Entries taken from a collection =>
------------------------------------------------------------------------

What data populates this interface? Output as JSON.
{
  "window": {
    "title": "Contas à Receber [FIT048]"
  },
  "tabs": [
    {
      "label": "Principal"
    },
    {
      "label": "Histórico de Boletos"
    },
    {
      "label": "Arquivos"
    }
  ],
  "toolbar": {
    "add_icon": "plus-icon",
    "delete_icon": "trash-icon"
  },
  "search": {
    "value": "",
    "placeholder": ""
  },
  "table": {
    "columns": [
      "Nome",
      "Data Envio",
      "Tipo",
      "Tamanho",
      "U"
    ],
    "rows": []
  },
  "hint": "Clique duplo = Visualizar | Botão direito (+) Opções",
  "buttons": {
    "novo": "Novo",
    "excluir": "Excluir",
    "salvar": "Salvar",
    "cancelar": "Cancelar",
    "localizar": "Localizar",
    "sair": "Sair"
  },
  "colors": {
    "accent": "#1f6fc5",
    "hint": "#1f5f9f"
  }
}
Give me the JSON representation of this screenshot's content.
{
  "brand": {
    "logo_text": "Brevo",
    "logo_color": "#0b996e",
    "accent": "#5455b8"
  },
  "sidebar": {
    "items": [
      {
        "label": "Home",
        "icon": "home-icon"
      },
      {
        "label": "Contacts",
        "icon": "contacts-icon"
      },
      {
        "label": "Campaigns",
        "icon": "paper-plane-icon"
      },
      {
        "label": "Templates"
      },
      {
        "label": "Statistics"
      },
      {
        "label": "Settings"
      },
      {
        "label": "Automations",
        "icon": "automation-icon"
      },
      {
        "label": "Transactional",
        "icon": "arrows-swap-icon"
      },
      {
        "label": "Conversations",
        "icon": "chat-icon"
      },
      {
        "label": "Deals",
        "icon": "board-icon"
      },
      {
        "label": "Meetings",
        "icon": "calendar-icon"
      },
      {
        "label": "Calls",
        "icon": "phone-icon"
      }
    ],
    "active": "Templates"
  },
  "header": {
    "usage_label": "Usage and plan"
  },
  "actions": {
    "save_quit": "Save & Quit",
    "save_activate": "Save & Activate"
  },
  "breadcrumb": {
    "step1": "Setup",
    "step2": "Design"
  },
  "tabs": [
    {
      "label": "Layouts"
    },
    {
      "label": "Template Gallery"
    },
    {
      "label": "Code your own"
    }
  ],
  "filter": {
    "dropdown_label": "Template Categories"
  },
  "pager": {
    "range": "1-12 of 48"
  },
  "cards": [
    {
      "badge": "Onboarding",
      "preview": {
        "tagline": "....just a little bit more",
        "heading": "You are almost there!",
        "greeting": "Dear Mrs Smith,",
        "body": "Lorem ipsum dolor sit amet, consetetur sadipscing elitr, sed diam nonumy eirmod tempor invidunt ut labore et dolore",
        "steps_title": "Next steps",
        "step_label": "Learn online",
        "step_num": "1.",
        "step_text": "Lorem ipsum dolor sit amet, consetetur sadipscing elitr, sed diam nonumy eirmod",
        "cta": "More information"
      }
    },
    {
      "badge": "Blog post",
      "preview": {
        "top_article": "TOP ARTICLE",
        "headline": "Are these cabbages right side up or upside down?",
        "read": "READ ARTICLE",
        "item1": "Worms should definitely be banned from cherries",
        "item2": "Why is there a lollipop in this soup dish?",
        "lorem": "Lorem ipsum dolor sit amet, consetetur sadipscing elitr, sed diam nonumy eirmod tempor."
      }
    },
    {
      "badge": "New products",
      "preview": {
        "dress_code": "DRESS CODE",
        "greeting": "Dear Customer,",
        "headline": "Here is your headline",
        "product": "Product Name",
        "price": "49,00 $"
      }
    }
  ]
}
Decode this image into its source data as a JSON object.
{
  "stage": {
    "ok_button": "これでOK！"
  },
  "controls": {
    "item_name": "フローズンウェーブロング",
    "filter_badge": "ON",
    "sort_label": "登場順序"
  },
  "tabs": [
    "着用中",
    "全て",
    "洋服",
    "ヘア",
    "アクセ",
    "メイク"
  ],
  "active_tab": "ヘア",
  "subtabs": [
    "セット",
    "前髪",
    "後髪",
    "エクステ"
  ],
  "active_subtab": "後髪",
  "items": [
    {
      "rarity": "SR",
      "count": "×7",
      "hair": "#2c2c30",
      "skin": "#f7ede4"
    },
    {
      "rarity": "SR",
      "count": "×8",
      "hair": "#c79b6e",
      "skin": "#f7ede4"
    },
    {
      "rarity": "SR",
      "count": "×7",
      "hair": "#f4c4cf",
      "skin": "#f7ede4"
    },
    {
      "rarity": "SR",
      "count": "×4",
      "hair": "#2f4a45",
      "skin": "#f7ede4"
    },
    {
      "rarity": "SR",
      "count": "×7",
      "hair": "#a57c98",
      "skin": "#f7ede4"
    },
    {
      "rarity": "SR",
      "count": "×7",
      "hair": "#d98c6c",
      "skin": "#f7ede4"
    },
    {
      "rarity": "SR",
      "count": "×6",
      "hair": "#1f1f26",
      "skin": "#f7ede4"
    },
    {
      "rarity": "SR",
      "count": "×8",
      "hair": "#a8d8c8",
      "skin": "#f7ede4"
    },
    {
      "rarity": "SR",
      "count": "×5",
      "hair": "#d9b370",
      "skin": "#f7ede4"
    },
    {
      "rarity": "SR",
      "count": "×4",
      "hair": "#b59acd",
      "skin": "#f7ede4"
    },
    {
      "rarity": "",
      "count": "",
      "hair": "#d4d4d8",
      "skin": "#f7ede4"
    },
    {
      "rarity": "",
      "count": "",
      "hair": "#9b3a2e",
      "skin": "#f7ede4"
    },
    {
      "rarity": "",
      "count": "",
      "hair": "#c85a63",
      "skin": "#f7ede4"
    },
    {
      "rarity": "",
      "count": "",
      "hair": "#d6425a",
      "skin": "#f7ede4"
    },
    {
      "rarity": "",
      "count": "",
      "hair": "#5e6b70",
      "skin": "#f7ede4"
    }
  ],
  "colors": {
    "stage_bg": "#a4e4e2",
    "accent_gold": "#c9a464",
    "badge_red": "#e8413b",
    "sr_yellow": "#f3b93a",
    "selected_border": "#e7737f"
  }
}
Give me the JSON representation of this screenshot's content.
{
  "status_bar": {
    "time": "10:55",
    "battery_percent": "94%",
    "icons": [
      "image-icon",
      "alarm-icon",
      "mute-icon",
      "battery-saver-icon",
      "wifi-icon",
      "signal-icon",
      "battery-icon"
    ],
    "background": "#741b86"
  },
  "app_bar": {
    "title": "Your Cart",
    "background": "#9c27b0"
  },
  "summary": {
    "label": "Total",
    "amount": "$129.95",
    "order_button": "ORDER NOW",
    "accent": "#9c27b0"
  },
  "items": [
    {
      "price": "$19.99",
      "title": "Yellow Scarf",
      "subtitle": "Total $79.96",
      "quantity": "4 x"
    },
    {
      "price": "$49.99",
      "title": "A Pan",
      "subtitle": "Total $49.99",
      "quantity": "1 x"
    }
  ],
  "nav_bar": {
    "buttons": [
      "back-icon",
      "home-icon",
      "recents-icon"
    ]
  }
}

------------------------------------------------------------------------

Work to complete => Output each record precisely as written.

Written solution =>
What data populates this interface? Output as JSON.
{
  "window": {
    "title": "Contas à Receber [FIT048]"
  },
  "tabs": [
    {
      "label": "Principal"
    },
    {
      "label": "Histórico de Boletos"
    },
    {
      "label": "Arquivos"
    }
  ],
  "toolbar": {
    "add_icon": "plus-icon",
    "delete_icon": "trash-icon"
  },
  "search": {
    "value": "",
    "placeholder": ""
  },
  "table": {
    "columns": [
      "Nome",
      "Data Envio",
      "Tipo",
      "Tamanho",
      "U"
    ],
    "rows": []
  },
  "hint": "Clique duplo = Visualizar | Botão direito (+) Opções",
  "buttons": {
    "novo": "Novo",
    "excluir": "Excluir",
    "salvar": "Salvar",
    "cancelar": "Cancelar",
    "localizar": "Localizar",
    "sair": "Sair"
  },
  "colors": {
    "accent": "#1f6fc5",
    "hint": "#1f5f9f"
  }
}
Give me the JSON representation of this screenshot's content.
{
  "brand": {
    "logo_text": "Brevo",
    "logo_color": "#0b996e",
    "accent": "#5455b8"
  },
  "sidebar": {
    "items": [
      {
        "label": "Home",
        "icon": "home-icon"
      },
      {
        "label": "Contacts",
        "icon": "contacts-icon"
      },
      {
        "label": "Campaigns",
        "icon": "paper-plane-icon"
      },
      {
        "label": "Templates"
      },
      {
        "label": "Statistics"
      },
      {
        "label": "Settings"
      },
      {
        "label": "Automations",
        "icon": "automation-icon"
      },
      {
        "label": "Transactional",
        "icon": "arrows-swap-icon"
      },
      {
        "label": "Conversations",
        "icon": "chat-icon"
      },
      {
        "label": "Deals",
        "icon": "board-icon"
      },
      {
        "label": "Meetings",
        "icon": "calendar-icon"
      },
      {
        "label": "Calls",
        "icon": "phone-icon"
      }
    ],
    "active": "Templates"
  },
  "header": {
    "usage_label": "Usage and plan"
  },
  "actions": {
    "save_quit": "Save & Quit",
    "save_activate": "Save & Activate"
  },
  "breadcrumb": {
    "step1": "Setup",
    "step2": "Design"
  },
  "tabs": [
    {
      "label": "Layouts"
    },
    {
      "label": "Template Gallery"
    },
    {
      "label": "Code your own"
    }
  ],
  "filter": {
    "dropdown_label": "Template Categories"
  },
  "pager": {
    "range": "1-12 of 48"
  },
  "cards": [
    {
      "badge": "Onboarding",
      "preview": {
        "tagline": "....just a little bit more",
        "heading": "You are almost there!",
        "greeting": "Dear Mrs Smith,",
        "body": "Lorem ipsum dolor sit amet, consetetur sadipscing elitr, sed diam nonumy eirmod tempor invidunt ut labore et dolore",
        "steps_title": "Next steps",
        "step_label": "Learn online",
        "step_num": "1.",
        "step_text": "Lorem ipsum dolor sit amet, consetetur sadipscing elitr, sed diam nonumy eirmod",
        "cta": "More information"
      }
    },
    {
      "badge": "Blog post",
      "preview": {
        "top_article": "TOP ARTICLE",
        "headline": "Are these cabbages right side up or upside down?",
        "read": "READ ARTICLE",
        "item1": "Worms should definitely be banned from cherries",
        "item2": "Why is there a lollipop in this soup dish?",
        "lorem": "Lorem ipsum dolor sit amet, consetetur sadipscing elitr, sed diam nonumy eirmod tempor."
      }
    },
    {
      "badge": "New products",
      "preview": {
        "dress_code": "DRESS CODE",
        "greeting": "Dear Customer,",
        "headline": "Here is your headline",
        "product": "Product Name",
        "price": "49,00 $"
      }
    }
  ]
}
Decode this image into its source data as a JSON object.
{
  "stage": {
    "ok_button": "これでOK！"
  },
  "controls": {
    "item_name": "フローズンウェーブロング",
    "filter_badge": "ON",
    "sort_label": "登場順序"
  },
  "tabs": [
    "着用中",
    "全て",
    "洋服",
    "ヘア",
    "アクセ",
    "メイク"
  ],
  "active_tab": "ヘア",
  "subtabs": [
    "セット",
    "前髪",
    "後髪",
    "エクステ"
  ],
  "active_subtab": "後髪",
  "items": [
    {
      "rarity": "SR",
      "count": "×7",
      "hair": "#2c2c30",
      "skin": "#f7ede4"
    },
    {
      "rarity": "SR",
      "count": "×8",
      "hair": "#c79b6e",
      "skin": "#f7ede4"
    },
    {
      "rarity": "SR",
      "count": "×7",
      "hair": "#f4c4cf",
      "skin": "#f7ede4"
    },
    {
      "rarity": "SR",
      "count": "×4",
      "hair": "#2f4a45",
      "skin": "#f7ede4"
    },
    {
      "rarity": "SR",
      "count": "×7",
      "hair": "#a57c98",
      "skin": "#f7ede4"
    },
    {
      "rarity": "SR",
      "count": "×7",
      "hair": "#d98c6c",
      "skin": "#f7ede4"
    },
    {
      "rarity": "SR",
      "count": "×6",
      "hair": "#1f1f26",
      "skin": "#f7ede4"
    },
    {
      "rarity": "SR",
      "count": "×8",
      "hair": "#a8d8c8",
      "skin": "#f7ede4"
    },
    {
      "rarity": "SR",
      "count": "×5",
      "hair": "#d9b370",
      "skin": "#f7ede4"
    },
    {
      "rarity": "SR",
      "count": "×4",
      "hair": "#b59acd",
      "skin": "#f7ede4"
    },
    {
      "rarity": "",
      "count": "",
      "hair": "#d4d4d8",
      "skin": "#f7ede4"
    },
    {
      "rarity": "",
      "count": "",
      "hair": "#9b3a2e",
      "skin": "#f7ede4"
    },
    {
      "rarity": "",
      "count": "",
      "hair": "#c85a63",
      "skin": "#f7ede4"
    },
    {
      "rarity": "",
      "count": "",
      "hair": "#d6425a",
      "skin": "#f7ede4"
    },
    {
      "rarity": "",
      "count": "",
      "hair": "#5e6b70",
      "skin": "#f7ede4"
    }
  ],
  "colors": {
    "stage_bg": "#a4e4e2",
    "accent_gold": "#c9a464",
    "badge_red": "#e8413b",
    "sr_yellow": "#f3b93a",
    "selected_border": "#e7737f"
  }
}
Give me the JSON representation of this screenshot's content.
{
  "status_bar": {
    "time": "10:55",
    "battery_percent": "94%",
    "icons": [
      "image-icon",
      "alarm-icon",
      "mute-icon",
      "battery-saver-icon",
      "wifi-icon",
      "signal-icon",
      "battery-icon"
    ],
    "background": "#741b86"
  },
  "app_bar": {
    "title": "Your Cart",
    "background": "#9c27b0"
  },
  "summary": {
    "label": "Total",
    "amount": "$129.95",
    "order_button": "ORDER NOW",
    "accent": "#9c27b0"
  },
  "items": [
    {
      "price": "$19.99",
      "title": "Yellow Scarf",
      "subtitle": "Total $79.96",
      "quantity": "4 x"
    },
    {
      "price": "$49.99",
      "title": "A Pan",
      "subtitle": "Total $49.99",
      "quantity": "1 x"
    }
  ],
  "nav_bar": {
    "buttons": [
      "back-icon",
      "home-icon",
      "recents-icon"
    ]
  }
}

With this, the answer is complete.